AP: What is your medium of choice ?
DM: I prefer to paint with acrylics on wood panel. I occasionally use canvas, but I’m able to create more details and use a more aggressive dry brush technique on wood. I guess you could say that wood “handles the abuse” better than canvas.
AP: What is the relationship between technique and content in your work?
DM: My painting style is very detailed and at the same time embraces imperfections and large brush strokes. I often paint with very small brushes and work tediously to obtain a great amount of detail. I feel the subjects in my work come alive through this meticulous form of painting. I also put a great deal of emphasis on light within my work. This helps achieve the depth and emotion that I’m looking to create within each piece. Some may be surprised to know that my technique is very spontaneous and develops organically. I prefer to let my images unfold on the canvas. A painting may start out one way, but end differently than I had intended. I find that I rarely “stick to the script” so to speak.
AP: In what direction would you like to see your work going over the next five years?

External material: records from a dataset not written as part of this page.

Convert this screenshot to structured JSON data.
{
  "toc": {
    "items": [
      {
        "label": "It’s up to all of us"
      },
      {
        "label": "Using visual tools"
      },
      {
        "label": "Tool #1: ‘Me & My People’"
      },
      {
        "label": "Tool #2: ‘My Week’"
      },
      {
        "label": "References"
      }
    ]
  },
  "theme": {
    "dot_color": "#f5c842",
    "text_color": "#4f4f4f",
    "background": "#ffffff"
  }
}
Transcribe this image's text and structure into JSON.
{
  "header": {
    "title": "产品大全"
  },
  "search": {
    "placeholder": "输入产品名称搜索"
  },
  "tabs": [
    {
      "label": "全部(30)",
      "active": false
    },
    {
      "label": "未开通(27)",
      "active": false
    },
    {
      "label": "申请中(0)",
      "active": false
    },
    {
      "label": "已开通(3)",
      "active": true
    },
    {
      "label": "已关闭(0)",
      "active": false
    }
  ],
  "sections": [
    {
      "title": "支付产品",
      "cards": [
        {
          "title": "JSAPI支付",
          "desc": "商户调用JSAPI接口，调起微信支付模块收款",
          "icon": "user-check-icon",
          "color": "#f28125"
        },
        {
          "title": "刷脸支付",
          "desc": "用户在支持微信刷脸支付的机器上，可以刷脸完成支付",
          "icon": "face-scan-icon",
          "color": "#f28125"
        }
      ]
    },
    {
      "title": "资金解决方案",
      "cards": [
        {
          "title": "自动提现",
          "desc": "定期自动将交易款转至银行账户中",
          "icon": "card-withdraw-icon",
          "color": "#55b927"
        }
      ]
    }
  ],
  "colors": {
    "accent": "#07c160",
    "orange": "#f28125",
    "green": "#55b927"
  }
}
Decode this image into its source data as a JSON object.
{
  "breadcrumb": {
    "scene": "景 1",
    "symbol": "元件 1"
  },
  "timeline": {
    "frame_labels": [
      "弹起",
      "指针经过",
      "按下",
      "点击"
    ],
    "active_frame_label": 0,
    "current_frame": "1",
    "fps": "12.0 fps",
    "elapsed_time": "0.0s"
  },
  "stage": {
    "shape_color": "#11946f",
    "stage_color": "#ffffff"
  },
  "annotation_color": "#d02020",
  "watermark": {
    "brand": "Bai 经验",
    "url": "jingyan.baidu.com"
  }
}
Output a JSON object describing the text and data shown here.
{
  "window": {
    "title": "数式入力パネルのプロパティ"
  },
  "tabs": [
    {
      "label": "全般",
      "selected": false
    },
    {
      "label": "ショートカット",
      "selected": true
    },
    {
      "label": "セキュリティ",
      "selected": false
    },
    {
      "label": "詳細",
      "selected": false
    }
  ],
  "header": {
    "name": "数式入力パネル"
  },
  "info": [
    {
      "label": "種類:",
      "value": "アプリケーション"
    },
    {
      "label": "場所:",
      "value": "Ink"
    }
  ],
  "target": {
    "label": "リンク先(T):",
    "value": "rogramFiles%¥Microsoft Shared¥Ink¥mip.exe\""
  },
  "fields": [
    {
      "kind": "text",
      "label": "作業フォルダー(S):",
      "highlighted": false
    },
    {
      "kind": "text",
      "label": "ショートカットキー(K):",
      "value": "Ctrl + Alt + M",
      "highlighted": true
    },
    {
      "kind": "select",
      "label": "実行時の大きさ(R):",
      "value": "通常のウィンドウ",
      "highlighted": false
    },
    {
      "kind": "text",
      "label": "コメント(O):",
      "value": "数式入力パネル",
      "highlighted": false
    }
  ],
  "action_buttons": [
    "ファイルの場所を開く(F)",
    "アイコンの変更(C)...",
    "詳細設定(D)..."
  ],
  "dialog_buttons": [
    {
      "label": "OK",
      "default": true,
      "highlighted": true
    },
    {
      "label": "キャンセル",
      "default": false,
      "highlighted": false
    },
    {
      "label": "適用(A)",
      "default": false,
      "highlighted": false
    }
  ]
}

DM: I would like to continue to push the limits in my work. Creating larger, more detailed pieces is something I look forward to tackling. I hope to explore new mediums such as sculpture and animation. Overall, I’m looking to broaden the audience that I’m reaching with my art. Whether that means showing in new cities or working on interesting projects I’m up for it all. As long as I continue to see growth in my work I’m happy with where things are headed.
AP: What forth coming projects and or exhibitions do you have scheduled for 2011?
DM: I have a few exciting group shows coming up. One being the Inle group show, curated by artist Greg Simkins. I’m also going to take part in a couple international shows this year one in Barcelona and one in London. When I’m not preparing for a show I’m working on my personal paintings and commissions.
AP: Take us on a guided tour through a day in your life as an artist.
DM: A typical day usually starts around 11 am, as I am usually up until at least 4 am. I have my breakfast while most are having lunch. Coffee or espresso is always a must within my first hour. I start the day doing office work, as well as packaging up paintings or prints. I usually have errands to run, such as dropping art off at FedEx, my framer, etc. After errands I usually have a quick bite and begin painting around 4 or 5 p.m.. I will take a break around 8 for dinner, and maybe get in some relaxation time for a half hour or so watching some tv or reading. After that, it’s off to a late night painting, of course with more coffee in hand!
AP: Thank you so much for taking the time to answer our questions.